# DESCRIPTION OF THE TASK
If a line in the records below contains "representation", copy that line.

# RECORDED INFORMATION
-- Opening Marker --
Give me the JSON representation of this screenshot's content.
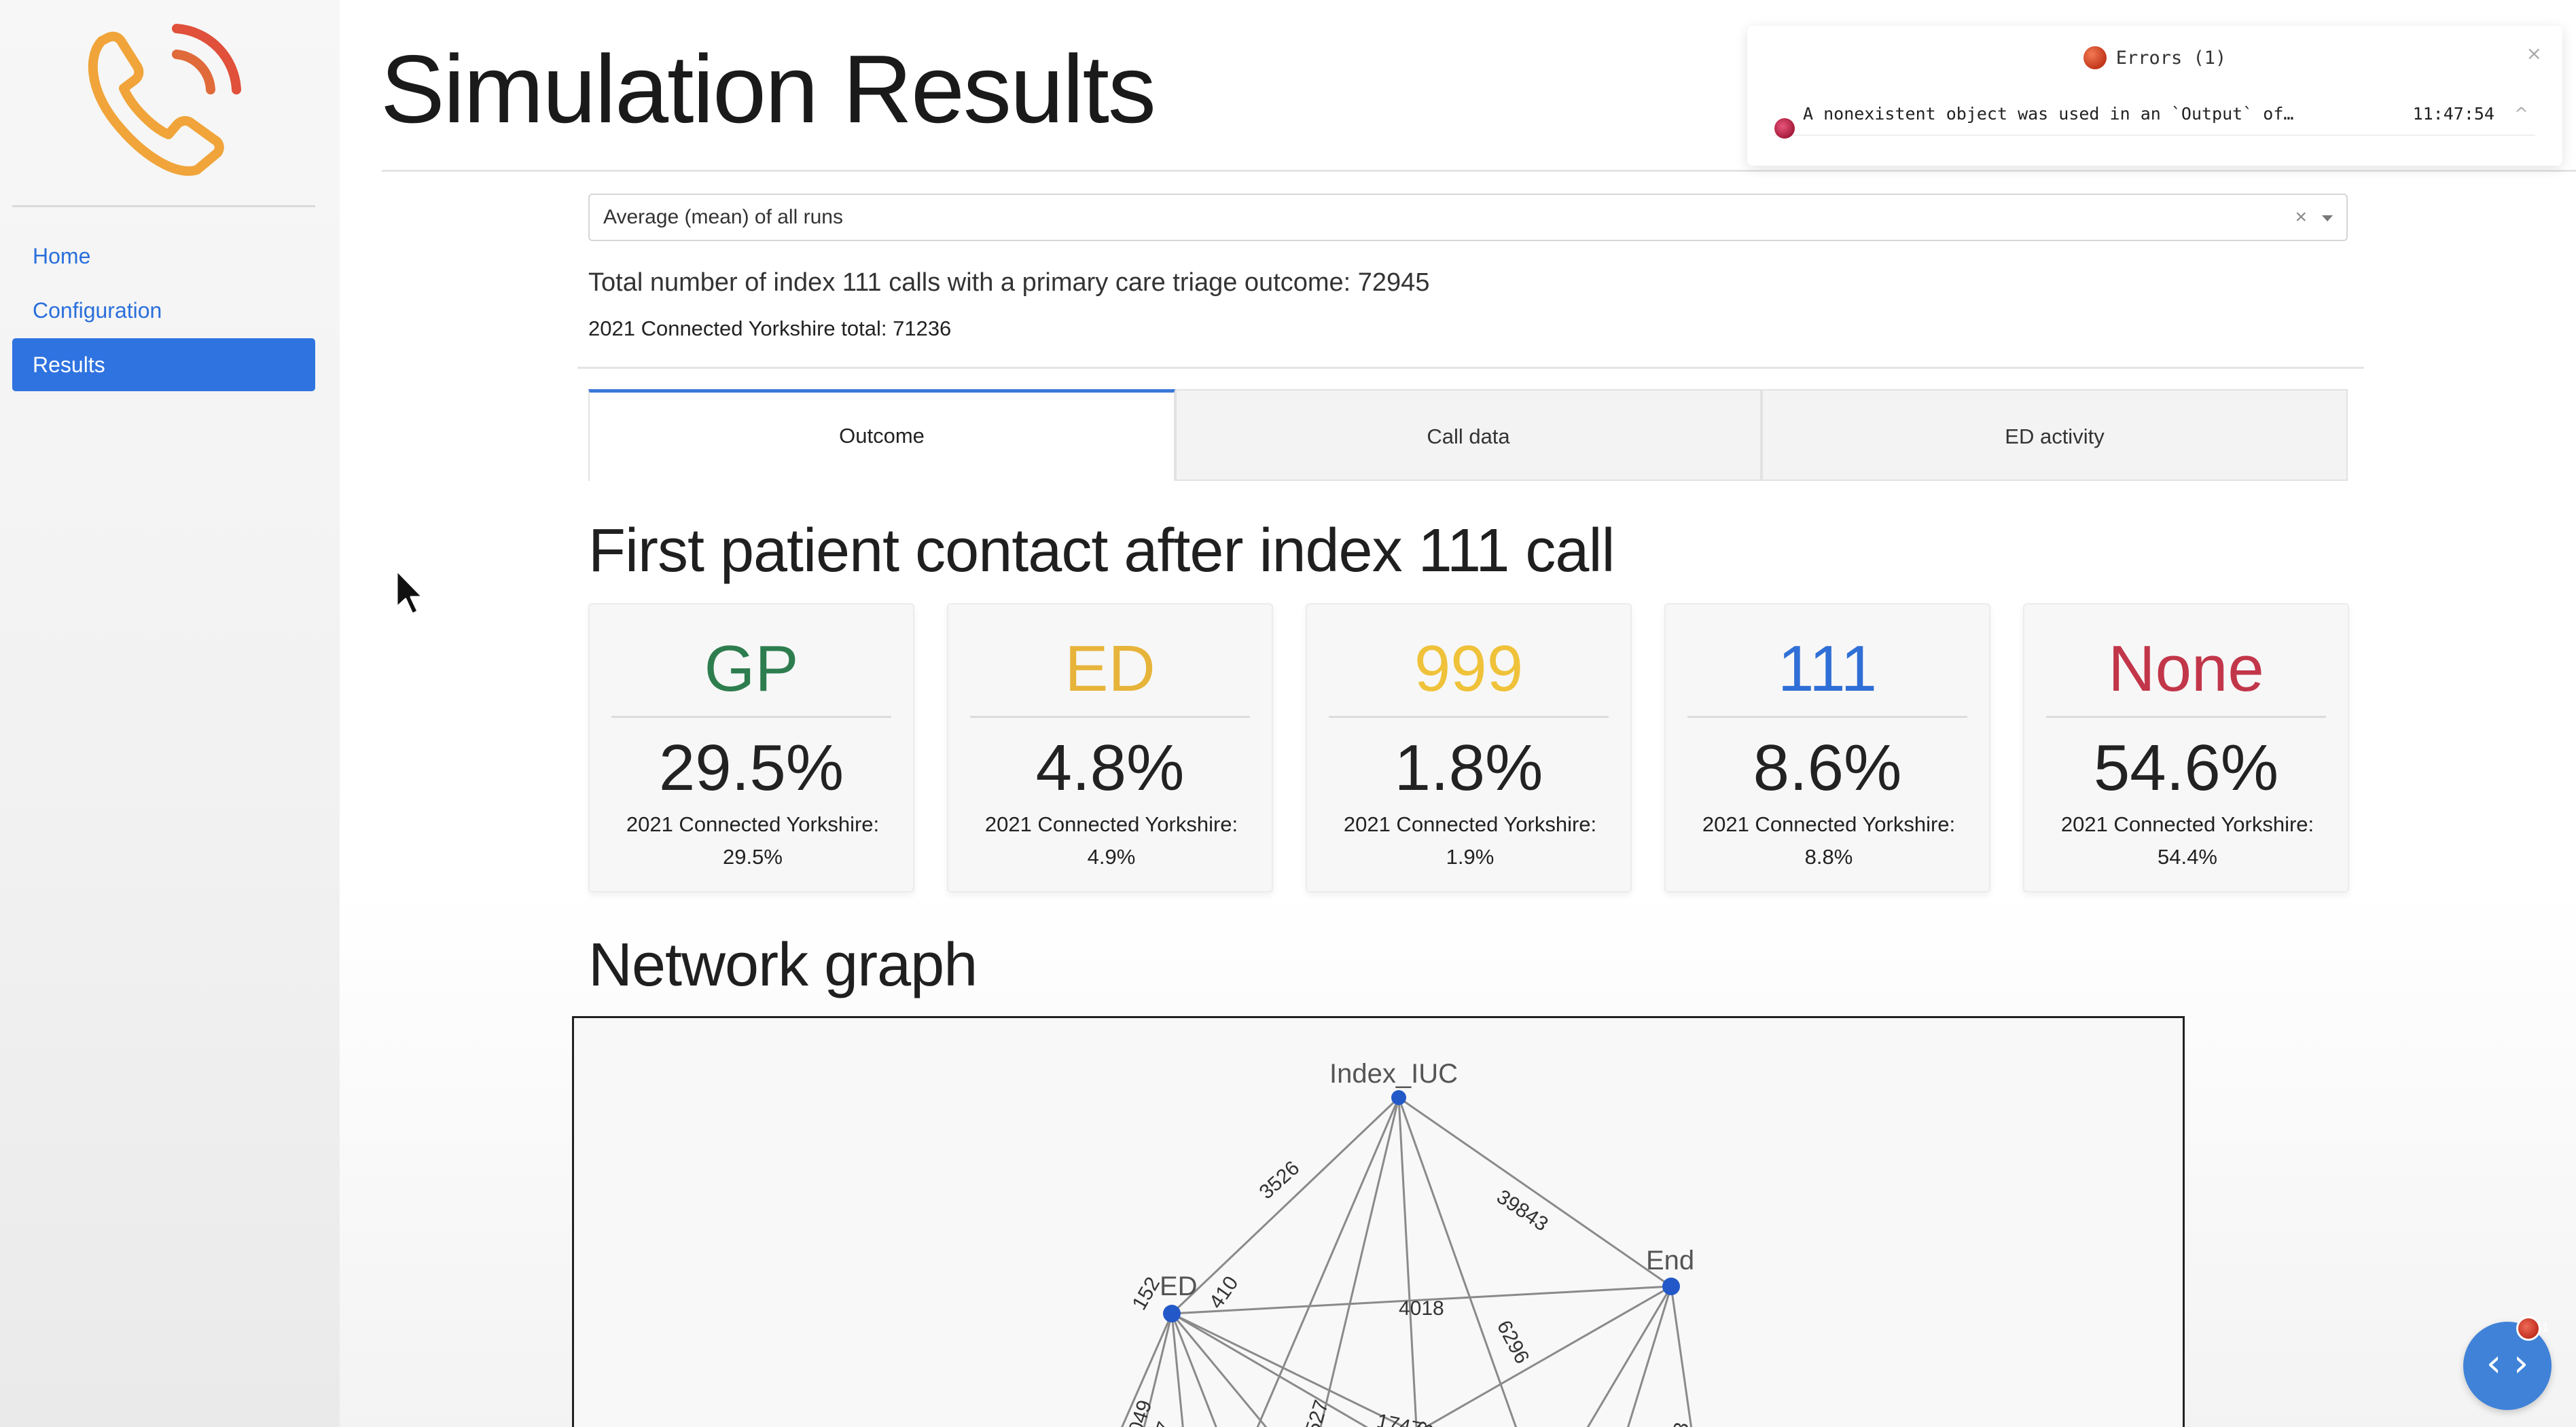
{
  "sidebar": {
    "items": [
      {
        "label": "Home",
        "active": false
      },
      {
        "label": "Configuration",
        "active": false
      },
      {
        "label": "Results",
        "active": true
      }
    ]
  },
  "header": {
    "title": "Simulation Results"
  },
  "run_select": {
    "value": "Average (mean) of all runs",
    "clear_symbol": "×"
  },
  "summary": {
    "total_calls": "Total number of index 111 calls with a primary care triage outcome: 72945",
    "connected_total": "2021 Connected Yorkshire total: 71236"
  },
  "tabs": [
    {
      "label": "Outcome",
      "active": true
    },
    {
      "label": "Call data",
      "active": false
    },
    {
      "label": "ED activity",
      "active": false
    }
  ],
  "first_contact": {
    "heading": "First patient contact after index 111 call",
    "cards": [
      {
        "label": "GP",
        "color": "#2e7d4f",
        "value": "29.5%",
        "ref_line1": "2021 Connected Yorkshire:",
        "ref_line2": "29.5%"
      },
      {
        "label": "ED",
        "color": "#e7b43a",
        "value": "4.8%",
        "ref_line1": "2021 Connected Yorkshire:",
        "ref_line2": "4.9%"
      },
      {
        "label": "999",
        "color": "#efc23a",
        "value": "1.8%",
        "ref_line1": "2021 Connected Yorkshire:",
        "ref_line2": "1.9%"
      },
      {
        "label": "111",
        "color": "#2f6fd6",
        "value": "8.6%",
        "ref_line1": "2021 Connected Yorkshire:",
        "ref_line2": "8.8%"
      },
      {
        "label": "None",
        "color": "#c2364a",
        "value": "54.6%",
        "ref_line1": "2021 Connected Yorkshire:",
        "ref_line2": "54.4%"
      }
    ]
  },
  "network_graph": {
    "heading": "Network graph",
    "node_labels": {
      "index": "Index_IUC",
      "ed": "ED",
      "end": "End"
    },
    "edge_labels": [
      "3526",
      "39843",
      "152",
      "410",
      "4018",
      "6296",
      "2049",
      "17",
      "1527",
      "1747",
      "13",
      "43"
    ]
  },
  "error_toast": {
    "title": "Errors (1)",
    "close_symbol": "×",
    "message": "A nonexistent object was used in an `Output` of…",
    "time": "11:47:54",
    "expand_symbol": "^"
  },
  "devtools": {
    "symbol": "‹ ›",
    "badge_count": "1"
  },
  "colors": {
    "accent": "#2f73e0",
    "link": "#2a6fdb",
    "logo_orange": "#f0a43a",
    "logo_red": "#e0503a",
    "graph_node": "#2358c8"
  }
}
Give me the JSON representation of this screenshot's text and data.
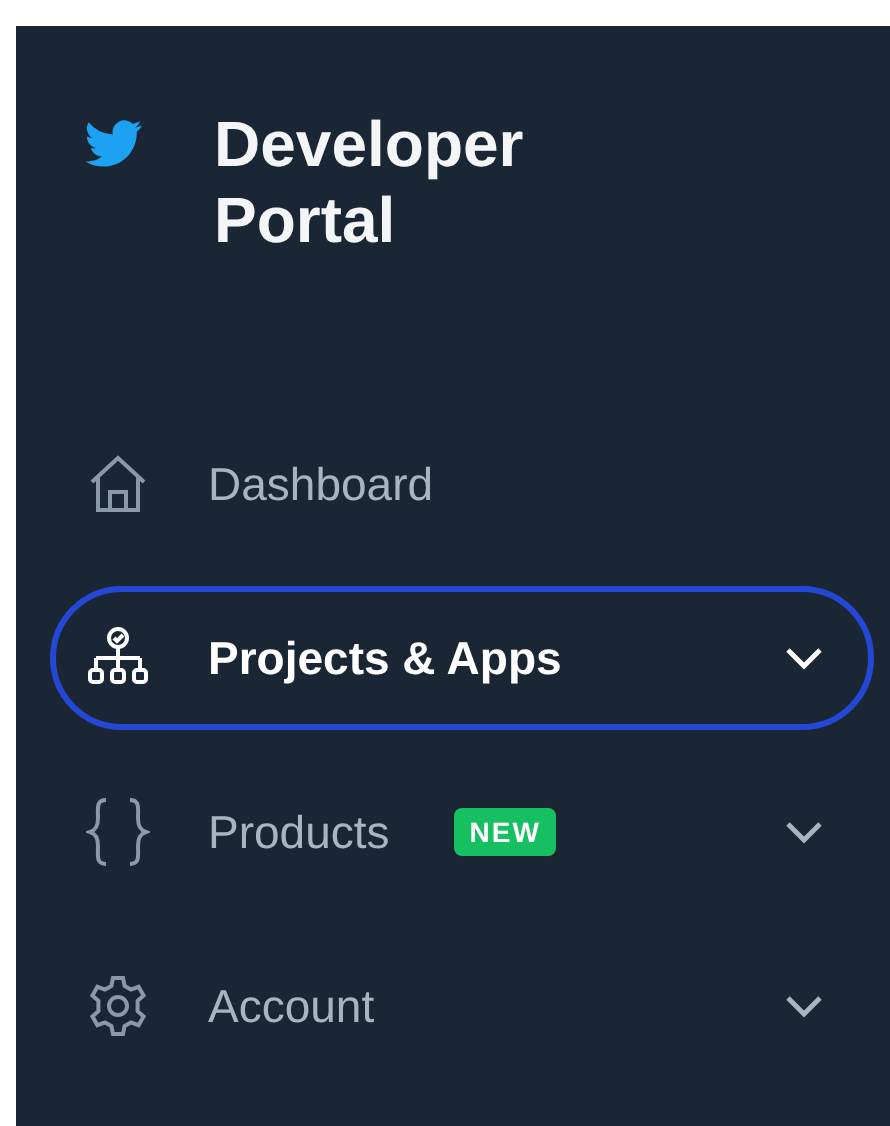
{
  "header": {
    "title": "Developer Portal"
  },
  "nav": [
    {
      "label": "Dashboard",
      "selected": false,
      "expandable": false
    },
    {
      "label": "Projects & Apps",
      "selected": true,
      "expandable": true
    },
    {
      "label": "Products",
      "selected": false,
      "expandable": true,
      "badge": "NEW"
    },
    {
      "label": "Account",
      "selected": false,
      "expandable": true
    }
  ]
}
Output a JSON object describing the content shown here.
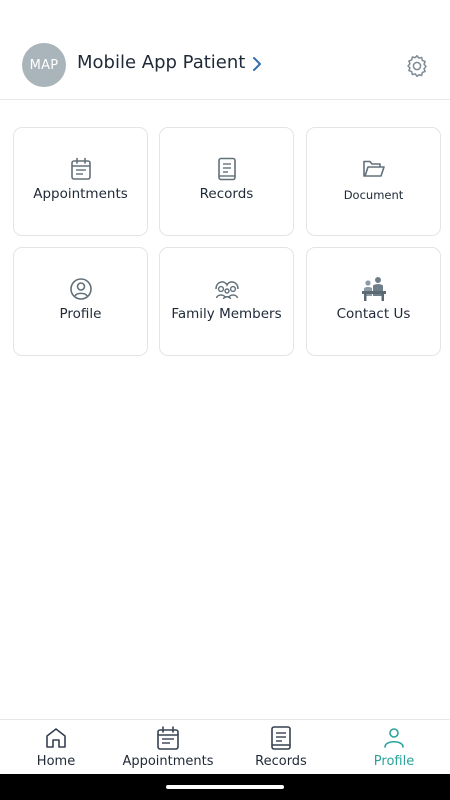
{
  "header": {
    "avatar_initials": "MAP",
    "user_name": "Mobile App Patient",
    "icons": {
      "chevron": "chevron-right-icon",
      "settings": "gear-icon"
    },
    "colors": {
      "avatar_bg": "#a9b4bb",
      "chevron": "#2f6fb0",
      "icon_gray": "#7e8c96"
    }
  },
  "tiles": [
    {
      "label": "Appointments",
      "icon": "calendar-icon"
    },
    {
      "label": "Records",
      "icon": "document-list-icon"
    },
    {
      "label": "Document",
      "icon": "folder-open-icon"
    },
    {
      "label": "Profile",
      "icon": "user-circle-icon"
    },
    {
      "label": "Family Members",
      "icon": "family-group-icon"
    },
    {
      "label": "Contact Us",
      "icon": "contact-desk-icon"
    }
  ],
  "bottom_nav": {
    "items": [
      {
        "label": "Home",
        "icon": "home-icon",
        "active": false
      },
      {
        "label": "Appointments",
        "icon": "calendar-icon",
        "active": false
      },
      {
        "label": "Records",
        "icon": "document-list-icon",
        "active": false
      },
      {
        "label": "Profile",
        "icon": "user-icon",
        "active": true
      }
    ],
    "active_color": "#2ba39a"
  }
}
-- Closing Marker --
# SOLUTION
Give me the JSON representation of this screenshot's content.
Give me the JSON representation of this screenshot's text and data.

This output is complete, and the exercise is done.